  • Repurchases and security lending will not result in derecognition, and the IGC interpretations regarding right of first refusal, wash sales and clean up calls are to be incorporated into the ED. This does not change the principle requirements for the derecognition of financial liabilities and the current IGC interpretations are to be incorporated.
  • If a financial asset that is measured at fair value is transferred, and the transfer does not qualify for derecognition because of a retained call or written put option, the measurement of the asset's fair value should be limited by the exercise price of the option.
  • Asset and liability balances relating to a transfer that does not qualify for derecognition may not be offset in the balance sheet.

Loan Losses

 

  • A financial asset that is individually identified as impaired should not be included in a group of assets that are collectively assessed for impairment.
  • An asset that has been individually assessed for impairment and found not to be individually impaired should be included in a collective assessment of impairment. The occurrence of an event or a combination of events should not be a precondition for including an asset in a group of assets that are collectively evaluated for impairment.
  • Assets should be grouped by similar credit risk characteristics that are indicative of the debtors' ability to
  • pay all amounts due according to the contractual terms.
  • Contractual cash flows and historical loss experience should provide the basis for estimating expected cash flow.
  • Historical loss rates should be adjusted based on relevant observable data that reflect current economic conditions.
  • The methodology for measuring impairment should ensure that an impairment loss is not recognised immediately on initial recognition. In measuring impairment in groups of assets, estimated cash flows (contractual principal and interest payments adjusted for estimated credit losses) should be discounted using an effective interest rate that equates the present value of the estimated cash flows with the initial net carrying amount of those assets.

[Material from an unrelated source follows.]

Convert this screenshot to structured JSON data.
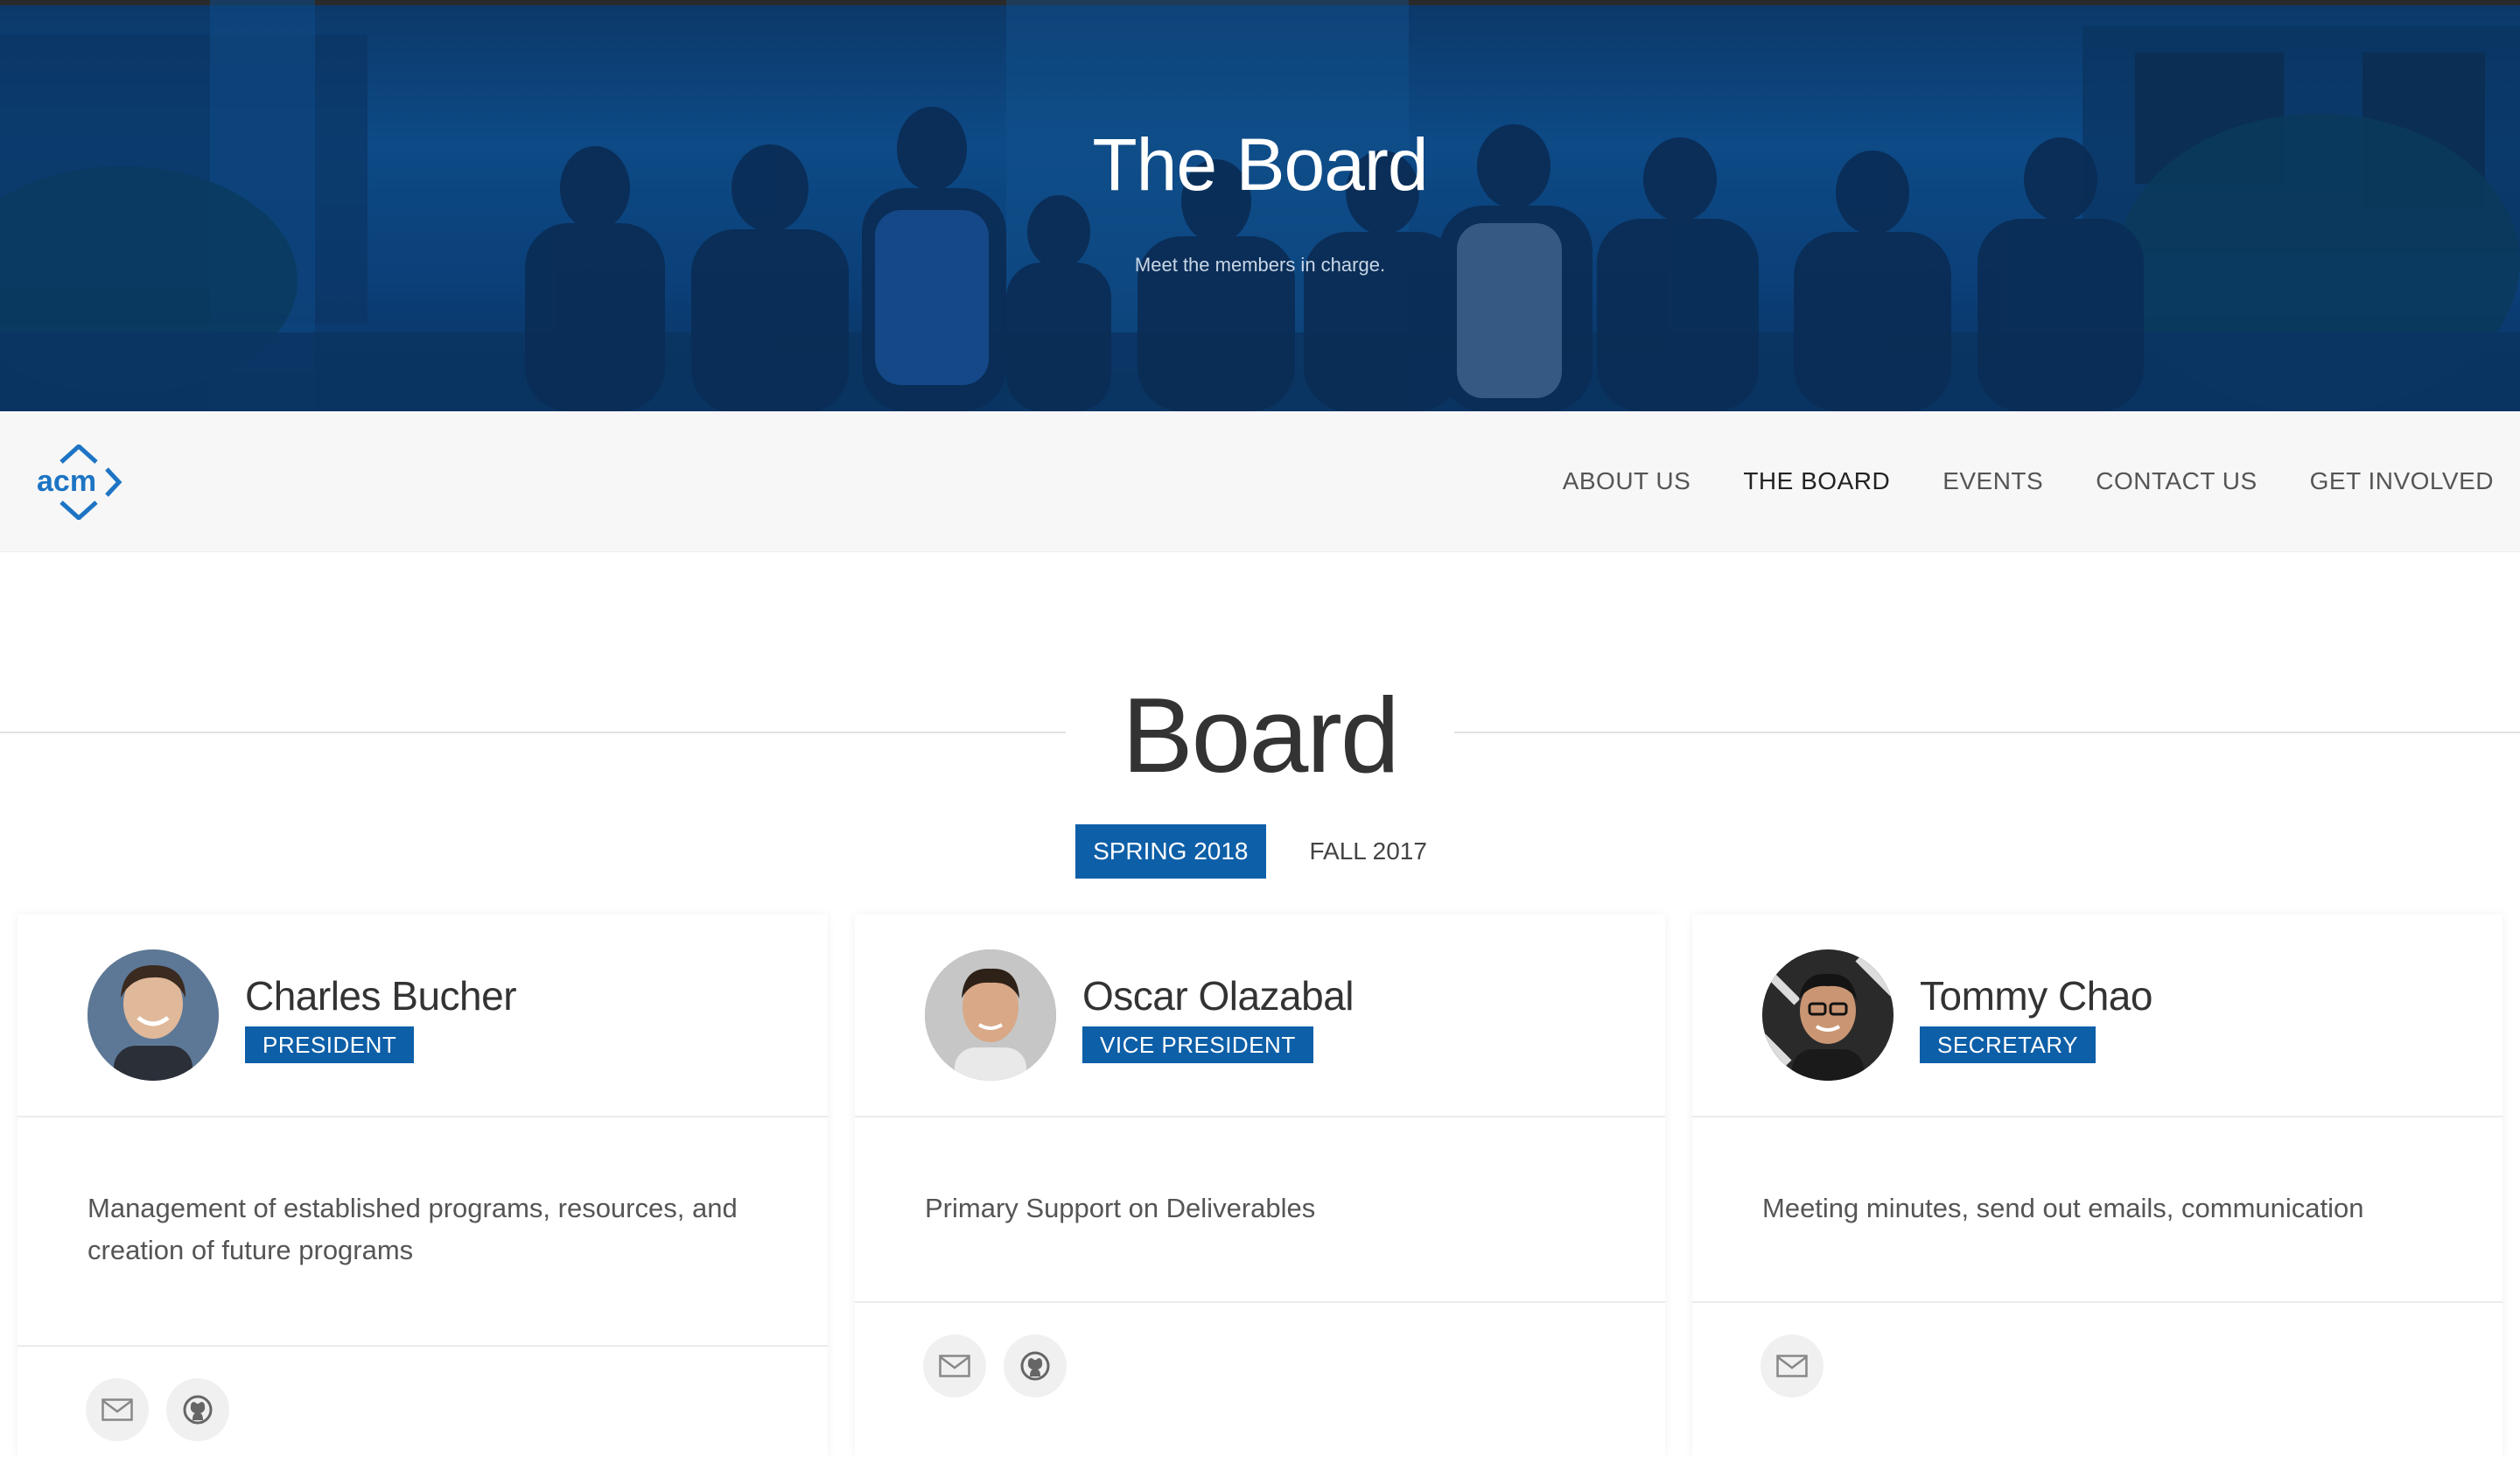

Impairment of Investments in Debt and Equity Carried at Fair Value

 

  • If impairment is recognised for investments in debt and equity instruments classified as available for sale, that impairment will be regarded as permanent. No reversal of the impairment will be allowed. This treatment conforms to the current US practice. All temporary fair value changes must be reported as a component of equity.
  • Debt and equity investments should be treated in the same way.

Disclosure - Valuation Techniques

 

  • The Board discussed valuation techniques, which is a major issue following the collapse of Enron. The Board agreed that more guidance is needed on fair value but was unsure of what else to include as the objective was felt to be very clear. Additional disclosure regarding the valuation technique was decided to be the best solution. Accordingly, disclosure will be required of:
    • Extent to which valuations are based on assumptions that are not supported by observable market prices
    • Sensitivity of those estimated fair value to changes in valuation assumptions
    • Changes in estimated fair values recognised based on those valuations

Other Disclosure

 

  • Eliminate IAS 32.94, which encourages disclosures about changes in fair value that have been recognised in net profit or loss and average balance sheets.
  • An issuer of a compound instrument with multiple embedded derivative features (such as a callable convertible bond) should disclose information about the existence of those features and the effective yield of the instrument.

Transition

 

  • The old paragraph 39.172(h) will be replaced. If a financial instrument qualified for derecognition under the old rules but does not qualify for derecognition under the new rules, the financial instrument must be re-recognised on the balance sheet.

 

 

Correction list for hyphenation

These words serve as exceptions. Once entered, they are only hyphenated at the specified hyphenation points. Each word should be on a separate line.